Unless something changes soon, Emilio will have to appear at 7 a.m. on Feb. 8 at 26 Federal Plaza in New York City to be deported to Argentina. He will arrive virtually penniless, with few contacts. “All my family is here in the United States,” he said. He’s hoping that many of the people in Saugerties and the surrounding area who supported him will make the trip to show their support – and possibly influence immigration authorities.
“It’s looking very bad,” he said.
Just over a year ago, immigration agents seized Emilio, put him in prison and prepared to deport him to his native Argentina. His sister also faced deportation, though the process was not as sudden. Only the intervention of U.S. Rep. Maurice Hinchey, who secured a temporary stay, held off the deportation. Hinchey also introduced a private bill that would provide amnesty for Emilio and Analia, but that bill has not made it out of committee.
Though it is true their 90-day visas had long-since expired, Emilio said the deportations are payback for refusing to continue working as undercover agents. He and his sister were promised by immigration authorities that they could receive permanent status if they reported on Spanish-language drug dealers. Both worked undercover, providing information the government wanted. However, as the demands grew they found they could not meet them. “They wanted me to infiltrate major drug gangs,” said Emilio. “There was no way I could do this. There’s not a lot of big drug gang activity here.”
Emilio said he was told the authorities had obtained a deportation order for the couple in 2006, but had not executed it until last year. That, he said, is illegal. However, he does not have the right to challenge the Immigration and Naturalization Service’s actions in court because of the type of visa he used, which waives the right to challenge proceedings.
The brother and sister both work extra jobs to meet the expense of fighting the deportation orders. Maya said he has sold his SUV and a car, as well as many other personal possessions to raise money to pay lawyers.
Analia married Tyrone Chrisjohn of Saugerties on July 23. This could influence the courts to grant her permanent residency, but there’s no guarantee. She must prove that the marriage is not a ploy to stave off deportation, Emilio said. The fact that the couple has a son may help, he said.
Former Ulster County Legislator Gary Bischoff, who has supported the couple through their troubles, said he believes Analia will prevail in court and be allowed to stay. He also expressed hope that a new attorney representing the couple will be able to secure permanent residency or an extension for Emilio – though this is more problematic. Emilio is married, but his wife is not an American citizen. They have a daughter, Valencia, who was born in the United States.
After 13 years in the United States, Emilio said he feels this is home. He and his sister have built up a business and become members of the community. Emilio is a firefighter. When the police need a translator, Analia has frequently helped. Their restaurant is a popular spot for lunch.
Emilio expressed bitterness at the ability of well-heeled drug dealers to hire expensive lawyers and hold up deportation proceedings, while he faces deportation despite having helped the authorities root out drug dealers.
“I pay my taxes, and I obey the laws.
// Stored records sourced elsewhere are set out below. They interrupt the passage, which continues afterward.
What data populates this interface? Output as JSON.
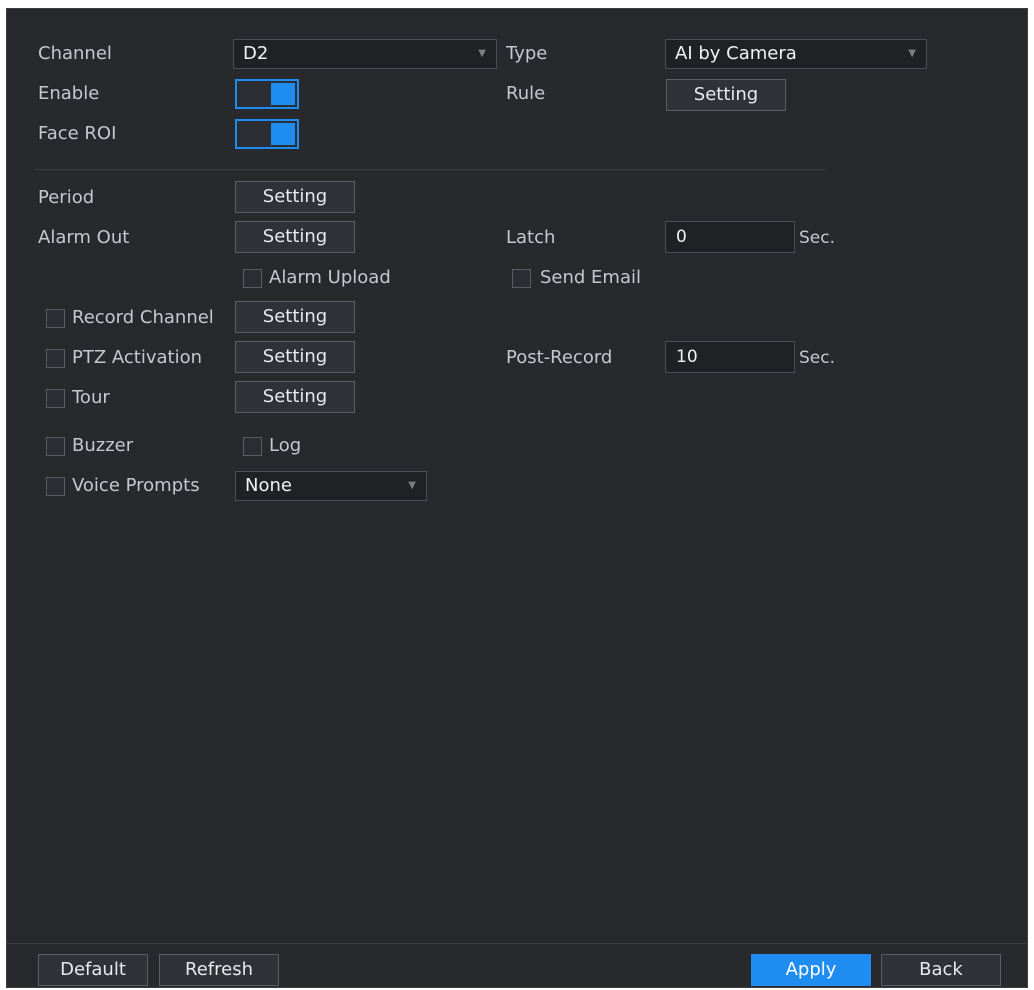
{
  "channel": {
    "label": "Channel",
    "value": "D2"
  },
  "type": {
    "label": "Type",
    "value": "AI by Camera"
  },
  "enable": {
    "label": "Enable",
    "on": true
  },
  "rule": {
    "label": "Rule",
    "button": "Setting"
  },
  "face_roi": {
    "label": "Face ROI",
    "on": true
  },
  "period": {
    "label": "Period",
    "button": "Setting"
  },
  "alarm_out": {
    "label": "Alarm Out",
    "button": "Setting"
  },
  "latch": {
    "label": "Latch",
    "value": "0",
    "unit": "Sec."
  },
  "alarm_upload": {
    "label": "Alarm Upload",
    "checked": false
  },
  "send_email": {
    "label": "Send Email",
    "checked": false
  },
  "record_channel": {
    "label": "Record Channel",
    "button": "Setting",
    "checked": false
  },
  "ptz_activation": {
    "label": "PTZ Activation",
    "button": "Setting",
    "checked": false
  },
  "post_record": {
    "label": "Post-Record",
    "value": "10",
    "unit": "Sec."
  },
  "tour": {
    "label": "Tour",
    "button": "Setting",
    "checked": false
  },
  "buzzer": {
    "label": "Buzzer",
    "checked": false
  },
  "log": {
    "label": "Log",
    "checked": false
  },
  "voice_prompts": {
    "label": "Voice Prompts",
    "value": "None",
    "checked": false
  },
  "footer": {
    "default": "Default",
    "refresh": "Refresh",
    "apply": "Apply",
    "back": "Back"
  },
  "colors": {
    "accent": "#1e8cf0",
    "panel_bg": "#27292d"
  }
}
But I have no right to appeal my deportation in court,” he said.
With only a month left, Emilio feels the tension increasing. He still hopes for a stay, but it seems less and less likely.